- St. Andrew’s Church is 50 meters high.
- The world society added St. Andrew’s Church to the catalog “1000 Wonders of the World. Mankind Treasures of Five Continents,” which was published in Germany in 2002. It was also proposed to inscribe it on in the UNESCO World Heritage List.
- Since 1949, the stylobate of the temple was home to the Kyiv seminary (closed in 1960), and the temple itself housed the relics of the Holy Great Martyr Varvara. Soon after the closure of the seminary, the church was also closed, under the pretext of an “emergency state” (the Holy Varvara’s relics were transferred to St. Volodymyr’s Cathedral).
- The basement of St. Andrew’s Church served as a residence of a famous legendary personality – holy fool Ivan Bosoy (Rastorguev). This is the first holy fool in Kyiv who was engaged in patronage. The alms collected by Ivan Bosoy sufficed for the maintenance of a charity shelter for three hundred people, who were provided with medical aid and received clothes and shoes.

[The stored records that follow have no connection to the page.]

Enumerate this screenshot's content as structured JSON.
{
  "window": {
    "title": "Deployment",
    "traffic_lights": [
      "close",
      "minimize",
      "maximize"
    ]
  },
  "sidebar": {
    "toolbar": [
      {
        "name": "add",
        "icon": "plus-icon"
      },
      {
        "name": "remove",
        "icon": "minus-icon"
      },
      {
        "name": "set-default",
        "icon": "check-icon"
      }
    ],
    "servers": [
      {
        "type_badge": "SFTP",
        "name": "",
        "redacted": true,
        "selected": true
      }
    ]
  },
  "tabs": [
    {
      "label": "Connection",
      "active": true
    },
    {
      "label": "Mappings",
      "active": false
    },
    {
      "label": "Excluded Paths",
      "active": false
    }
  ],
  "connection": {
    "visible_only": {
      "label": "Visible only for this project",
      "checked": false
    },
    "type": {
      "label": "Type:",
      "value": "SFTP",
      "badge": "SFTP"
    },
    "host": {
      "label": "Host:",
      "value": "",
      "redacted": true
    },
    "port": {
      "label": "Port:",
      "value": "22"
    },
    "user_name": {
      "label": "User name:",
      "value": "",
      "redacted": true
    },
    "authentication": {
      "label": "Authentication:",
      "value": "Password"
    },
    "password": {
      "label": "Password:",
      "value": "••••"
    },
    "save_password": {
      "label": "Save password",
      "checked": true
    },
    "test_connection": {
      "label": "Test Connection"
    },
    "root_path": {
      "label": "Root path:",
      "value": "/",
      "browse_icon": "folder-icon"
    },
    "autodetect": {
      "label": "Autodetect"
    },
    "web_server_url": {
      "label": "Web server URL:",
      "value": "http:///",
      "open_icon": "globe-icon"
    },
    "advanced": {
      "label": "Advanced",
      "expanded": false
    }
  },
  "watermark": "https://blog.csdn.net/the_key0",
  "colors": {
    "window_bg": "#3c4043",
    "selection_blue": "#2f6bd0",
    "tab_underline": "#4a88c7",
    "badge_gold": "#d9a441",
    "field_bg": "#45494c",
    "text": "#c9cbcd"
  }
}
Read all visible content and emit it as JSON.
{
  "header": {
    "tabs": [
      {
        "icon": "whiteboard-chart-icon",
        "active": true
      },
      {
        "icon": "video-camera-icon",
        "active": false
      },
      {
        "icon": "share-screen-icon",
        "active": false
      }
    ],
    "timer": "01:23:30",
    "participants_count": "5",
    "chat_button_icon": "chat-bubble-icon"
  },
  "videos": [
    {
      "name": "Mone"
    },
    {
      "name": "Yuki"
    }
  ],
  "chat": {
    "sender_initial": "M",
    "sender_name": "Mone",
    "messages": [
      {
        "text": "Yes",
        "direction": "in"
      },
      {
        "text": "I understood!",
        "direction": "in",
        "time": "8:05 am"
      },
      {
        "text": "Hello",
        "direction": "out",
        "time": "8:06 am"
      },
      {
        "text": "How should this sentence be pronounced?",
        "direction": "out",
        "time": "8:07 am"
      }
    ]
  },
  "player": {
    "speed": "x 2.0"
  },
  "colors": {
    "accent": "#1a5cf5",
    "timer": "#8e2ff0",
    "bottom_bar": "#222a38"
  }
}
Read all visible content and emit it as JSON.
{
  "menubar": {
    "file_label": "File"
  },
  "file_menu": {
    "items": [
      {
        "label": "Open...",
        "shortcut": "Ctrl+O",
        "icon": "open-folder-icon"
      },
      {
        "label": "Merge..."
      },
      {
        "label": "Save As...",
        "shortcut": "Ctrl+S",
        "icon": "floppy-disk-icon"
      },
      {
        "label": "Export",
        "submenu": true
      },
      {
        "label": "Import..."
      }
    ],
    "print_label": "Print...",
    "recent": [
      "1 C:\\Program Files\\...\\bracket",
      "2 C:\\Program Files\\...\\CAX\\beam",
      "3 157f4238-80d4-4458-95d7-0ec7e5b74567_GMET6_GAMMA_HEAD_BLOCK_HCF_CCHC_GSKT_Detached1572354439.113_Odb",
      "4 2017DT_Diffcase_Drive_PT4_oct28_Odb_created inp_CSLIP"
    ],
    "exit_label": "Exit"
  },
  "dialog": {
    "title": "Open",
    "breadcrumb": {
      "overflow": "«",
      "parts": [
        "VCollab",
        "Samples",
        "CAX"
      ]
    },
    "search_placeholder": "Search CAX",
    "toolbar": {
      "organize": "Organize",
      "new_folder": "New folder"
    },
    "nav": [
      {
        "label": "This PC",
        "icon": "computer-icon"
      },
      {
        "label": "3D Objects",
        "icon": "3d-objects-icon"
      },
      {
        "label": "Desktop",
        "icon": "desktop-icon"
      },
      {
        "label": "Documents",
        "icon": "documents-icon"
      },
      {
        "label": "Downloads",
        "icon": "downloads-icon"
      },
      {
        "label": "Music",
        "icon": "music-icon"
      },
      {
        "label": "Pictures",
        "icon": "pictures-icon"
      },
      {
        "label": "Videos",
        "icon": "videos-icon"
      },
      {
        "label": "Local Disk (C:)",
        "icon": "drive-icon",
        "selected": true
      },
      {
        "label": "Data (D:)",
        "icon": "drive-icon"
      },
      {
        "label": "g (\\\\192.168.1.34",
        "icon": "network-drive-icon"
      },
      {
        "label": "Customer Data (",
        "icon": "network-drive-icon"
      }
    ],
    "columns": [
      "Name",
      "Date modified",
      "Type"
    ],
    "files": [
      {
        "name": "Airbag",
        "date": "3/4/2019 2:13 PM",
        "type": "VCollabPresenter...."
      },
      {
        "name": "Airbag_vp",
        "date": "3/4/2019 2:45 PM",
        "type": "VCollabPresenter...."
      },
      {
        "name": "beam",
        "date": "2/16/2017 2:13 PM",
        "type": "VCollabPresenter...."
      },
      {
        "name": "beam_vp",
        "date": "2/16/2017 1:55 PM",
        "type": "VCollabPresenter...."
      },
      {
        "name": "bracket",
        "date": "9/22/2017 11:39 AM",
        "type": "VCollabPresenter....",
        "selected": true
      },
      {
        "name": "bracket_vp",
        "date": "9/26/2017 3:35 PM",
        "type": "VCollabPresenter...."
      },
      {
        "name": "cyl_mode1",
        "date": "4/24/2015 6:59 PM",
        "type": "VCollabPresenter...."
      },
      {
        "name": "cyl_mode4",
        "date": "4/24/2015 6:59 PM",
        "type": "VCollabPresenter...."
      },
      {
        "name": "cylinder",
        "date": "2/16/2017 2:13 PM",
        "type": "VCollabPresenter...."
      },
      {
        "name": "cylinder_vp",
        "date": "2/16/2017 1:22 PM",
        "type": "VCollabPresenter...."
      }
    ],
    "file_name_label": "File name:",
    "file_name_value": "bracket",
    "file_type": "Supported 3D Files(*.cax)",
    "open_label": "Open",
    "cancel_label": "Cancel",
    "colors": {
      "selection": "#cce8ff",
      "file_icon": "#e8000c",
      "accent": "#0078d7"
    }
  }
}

- The scene of the marriage of movie characters Pronya Prokopyvna and Svirid Golokhvastov was shot at the steps of St. Andrew’s Church.
- Father Mykola (Kapshuchenko), the father of famous artist Raisa Okipna, was the dean of St. Andrew’s Church in the 1950s.
- Future Patriarch Mstyslav (Skrypnyk) was ordained a bishop of Pereyaslav at St. Andrew’s Church on May 14, 1942. He also held church services during his stay in Ukraine in 1990-1992. St. Andrew’s Church was supposed to be the church of the royal family. In modern times it was the temple of the Ukrainian Autocephalous Orthodox Church (UAOC). Therefore, there is symbolism in the fact that now it should be the temple of the first hierarch who will grant autocephaly to Ukraine.
Lana Samokhvalova. Kyiv